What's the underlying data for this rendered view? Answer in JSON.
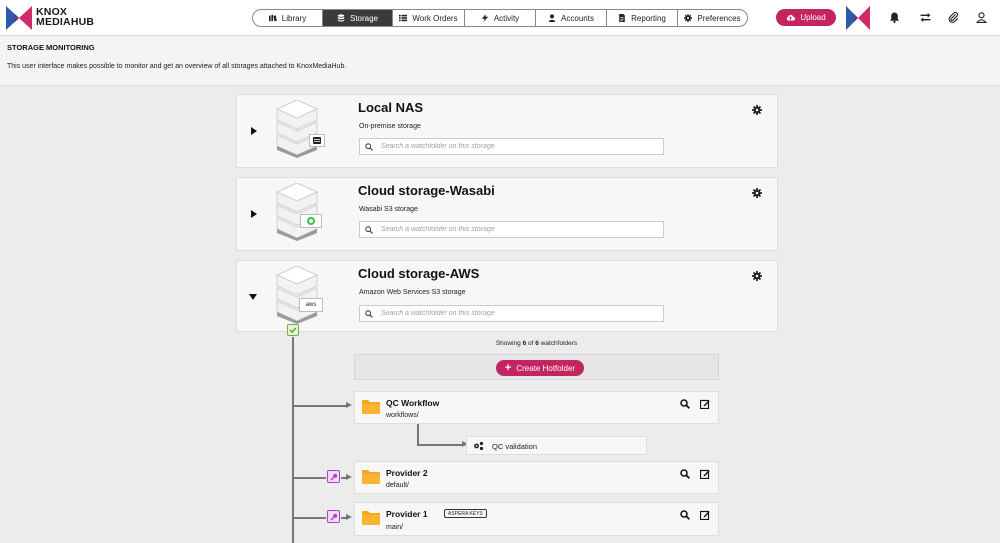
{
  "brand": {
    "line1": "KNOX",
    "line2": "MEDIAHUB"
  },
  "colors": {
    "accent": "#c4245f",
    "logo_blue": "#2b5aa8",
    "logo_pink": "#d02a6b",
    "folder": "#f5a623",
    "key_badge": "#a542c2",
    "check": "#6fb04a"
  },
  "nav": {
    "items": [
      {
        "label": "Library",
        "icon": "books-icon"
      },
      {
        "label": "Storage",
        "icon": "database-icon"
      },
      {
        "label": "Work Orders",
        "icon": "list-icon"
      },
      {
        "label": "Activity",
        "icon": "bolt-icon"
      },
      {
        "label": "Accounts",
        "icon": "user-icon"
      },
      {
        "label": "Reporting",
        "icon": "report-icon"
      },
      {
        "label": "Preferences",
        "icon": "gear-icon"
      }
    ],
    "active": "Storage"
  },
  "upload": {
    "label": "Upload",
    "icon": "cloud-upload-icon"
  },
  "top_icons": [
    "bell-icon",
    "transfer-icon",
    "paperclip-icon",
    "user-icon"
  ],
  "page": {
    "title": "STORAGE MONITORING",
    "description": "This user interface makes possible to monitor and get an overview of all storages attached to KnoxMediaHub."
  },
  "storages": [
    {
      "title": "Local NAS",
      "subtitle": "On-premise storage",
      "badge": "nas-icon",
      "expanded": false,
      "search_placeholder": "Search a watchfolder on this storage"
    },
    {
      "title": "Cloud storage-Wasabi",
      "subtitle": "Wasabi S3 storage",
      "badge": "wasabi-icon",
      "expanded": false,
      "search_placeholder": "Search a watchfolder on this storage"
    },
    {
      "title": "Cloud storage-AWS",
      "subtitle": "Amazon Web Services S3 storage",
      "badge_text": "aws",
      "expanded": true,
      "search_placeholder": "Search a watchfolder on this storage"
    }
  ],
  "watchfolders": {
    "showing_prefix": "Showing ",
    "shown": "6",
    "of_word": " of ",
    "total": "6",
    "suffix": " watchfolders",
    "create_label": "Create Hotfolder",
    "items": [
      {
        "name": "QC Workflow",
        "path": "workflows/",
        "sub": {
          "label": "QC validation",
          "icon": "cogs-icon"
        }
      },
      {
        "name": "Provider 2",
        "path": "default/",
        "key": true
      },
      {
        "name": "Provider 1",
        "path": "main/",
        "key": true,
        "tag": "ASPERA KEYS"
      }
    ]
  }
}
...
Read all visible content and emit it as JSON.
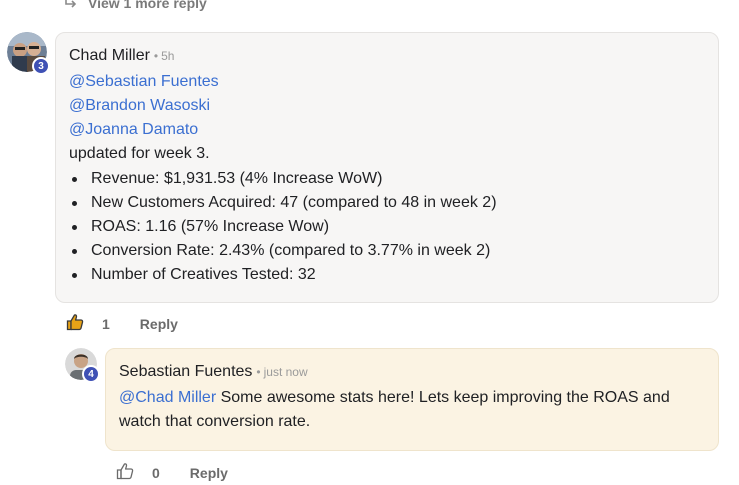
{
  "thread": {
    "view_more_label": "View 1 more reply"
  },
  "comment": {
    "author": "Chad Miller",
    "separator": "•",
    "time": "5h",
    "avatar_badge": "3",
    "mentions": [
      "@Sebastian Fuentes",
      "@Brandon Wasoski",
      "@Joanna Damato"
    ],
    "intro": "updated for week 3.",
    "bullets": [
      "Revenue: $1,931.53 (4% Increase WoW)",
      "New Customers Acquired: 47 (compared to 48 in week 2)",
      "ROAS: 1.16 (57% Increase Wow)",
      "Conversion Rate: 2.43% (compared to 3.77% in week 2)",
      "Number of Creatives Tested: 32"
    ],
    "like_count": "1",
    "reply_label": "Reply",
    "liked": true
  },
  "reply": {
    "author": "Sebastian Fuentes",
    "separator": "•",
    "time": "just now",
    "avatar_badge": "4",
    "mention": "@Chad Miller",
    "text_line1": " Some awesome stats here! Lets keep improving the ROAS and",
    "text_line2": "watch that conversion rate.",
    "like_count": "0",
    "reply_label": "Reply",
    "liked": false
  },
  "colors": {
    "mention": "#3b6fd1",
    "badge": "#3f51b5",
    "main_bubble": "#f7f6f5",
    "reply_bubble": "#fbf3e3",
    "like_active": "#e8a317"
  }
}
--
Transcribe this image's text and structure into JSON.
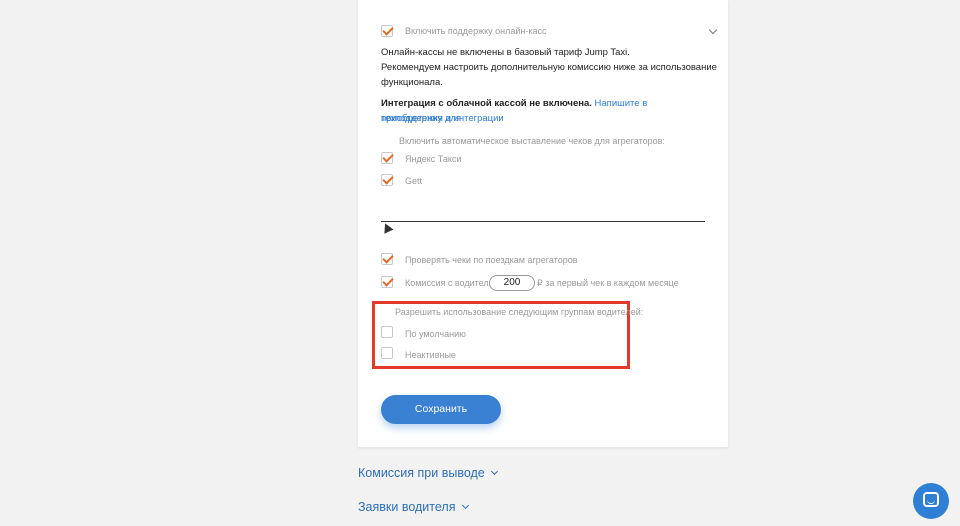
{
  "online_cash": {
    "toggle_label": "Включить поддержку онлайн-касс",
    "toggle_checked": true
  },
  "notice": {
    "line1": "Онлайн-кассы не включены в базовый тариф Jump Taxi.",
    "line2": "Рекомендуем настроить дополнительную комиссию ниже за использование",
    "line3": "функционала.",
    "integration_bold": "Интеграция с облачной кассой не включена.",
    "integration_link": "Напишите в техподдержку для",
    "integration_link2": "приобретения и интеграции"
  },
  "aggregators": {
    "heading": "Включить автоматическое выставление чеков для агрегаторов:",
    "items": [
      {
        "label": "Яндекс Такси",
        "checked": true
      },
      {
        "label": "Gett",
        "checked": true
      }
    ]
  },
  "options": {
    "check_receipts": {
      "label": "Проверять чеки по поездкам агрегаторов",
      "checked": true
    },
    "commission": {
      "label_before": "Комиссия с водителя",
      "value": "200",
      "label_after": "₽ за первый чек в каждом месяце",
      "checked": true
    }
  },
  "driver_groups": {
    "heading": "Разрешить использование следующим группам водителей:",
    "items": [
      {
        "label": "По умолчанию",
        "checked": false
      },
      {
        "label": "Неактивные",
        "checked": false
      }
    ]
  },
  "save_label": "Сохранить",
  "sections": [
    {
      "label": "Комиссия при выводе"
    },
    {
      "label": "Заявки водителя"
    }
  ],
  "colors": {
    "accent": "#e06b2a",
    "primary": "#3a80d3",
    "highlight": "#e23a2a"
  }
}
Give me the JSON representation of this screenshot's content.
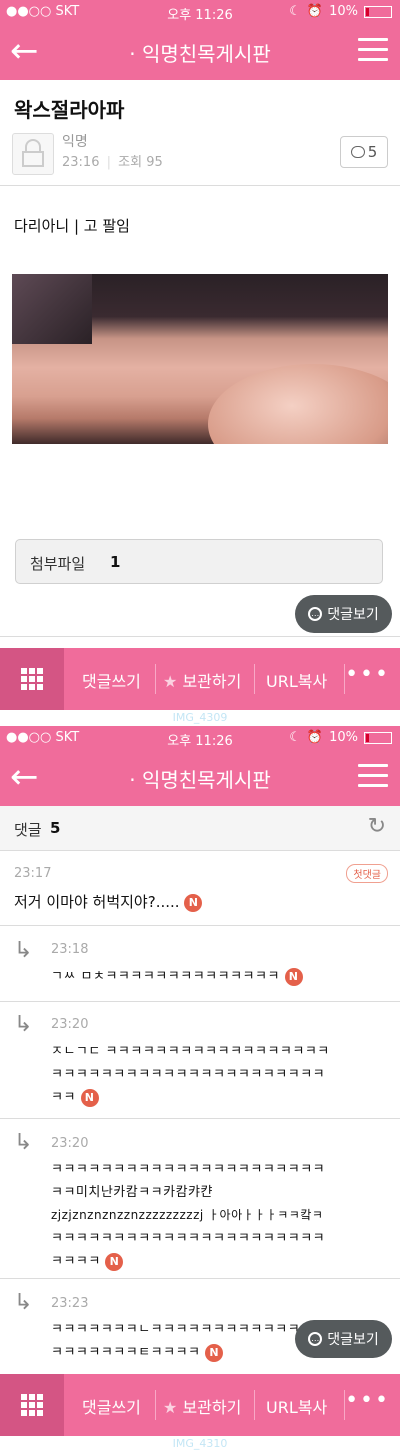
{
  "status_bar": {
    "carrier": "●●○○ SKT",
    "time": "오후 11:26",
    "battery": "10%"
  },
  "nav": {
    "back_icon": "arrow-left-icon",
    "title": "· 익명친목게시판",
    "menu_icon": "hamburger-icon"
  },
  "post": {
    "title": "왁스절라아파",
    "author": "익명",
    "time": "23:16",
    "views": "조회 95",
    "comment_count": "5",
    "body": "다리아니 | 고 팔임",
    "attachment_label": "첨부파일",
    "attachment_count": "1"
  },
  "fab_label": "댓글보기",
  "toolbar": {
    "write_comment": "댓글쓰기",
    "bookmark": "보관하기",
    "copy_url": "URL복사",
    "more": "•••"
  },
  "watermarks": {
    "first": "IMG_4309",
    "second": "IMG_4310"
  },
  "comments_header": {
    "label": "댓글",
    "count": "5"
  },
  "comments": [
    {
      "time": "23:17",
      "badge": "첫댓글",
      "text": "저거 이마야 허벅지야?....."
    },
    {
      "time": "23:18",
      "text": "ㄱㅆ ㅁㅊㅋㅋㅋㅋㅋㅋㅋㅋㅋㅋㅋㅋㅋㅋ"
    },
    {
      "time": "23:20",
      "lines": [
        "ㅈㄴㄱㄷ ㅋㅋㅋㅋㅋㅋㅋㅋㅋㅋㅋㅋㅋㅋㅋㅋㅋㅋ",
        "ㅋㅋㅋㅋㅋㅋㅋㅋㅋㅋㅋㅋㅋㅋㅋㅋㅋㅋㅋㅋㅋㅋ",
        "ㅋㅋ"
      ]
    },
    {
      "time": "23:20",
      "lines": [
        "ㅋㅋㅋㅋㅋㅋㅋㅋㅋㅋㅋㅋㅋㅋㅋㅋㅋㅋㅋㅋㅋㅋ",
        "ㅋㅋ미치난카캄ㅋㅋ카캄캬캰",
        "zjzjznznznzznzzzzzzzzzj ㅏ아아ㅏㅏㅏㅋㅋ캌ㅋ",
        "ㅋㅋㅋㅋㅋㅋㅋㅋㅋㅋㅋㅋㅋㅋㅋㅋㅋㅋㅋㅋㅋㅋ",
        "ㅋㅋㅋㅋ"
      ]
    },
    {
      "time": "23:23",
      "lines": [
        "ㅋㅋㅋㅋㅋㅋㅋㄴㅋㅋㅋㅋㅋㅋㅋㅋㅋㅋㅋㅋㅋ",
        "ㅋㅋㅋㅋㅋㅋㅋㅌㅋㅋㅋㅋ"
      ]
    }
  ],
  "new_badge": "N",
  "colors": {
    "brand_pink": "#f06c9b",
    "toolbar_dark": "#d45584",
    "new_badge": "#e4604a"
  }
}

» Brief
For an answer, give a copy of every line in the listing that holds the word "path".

» Written solution
        "path": "workflows/",
        "path": "default/",
        "path": "main/",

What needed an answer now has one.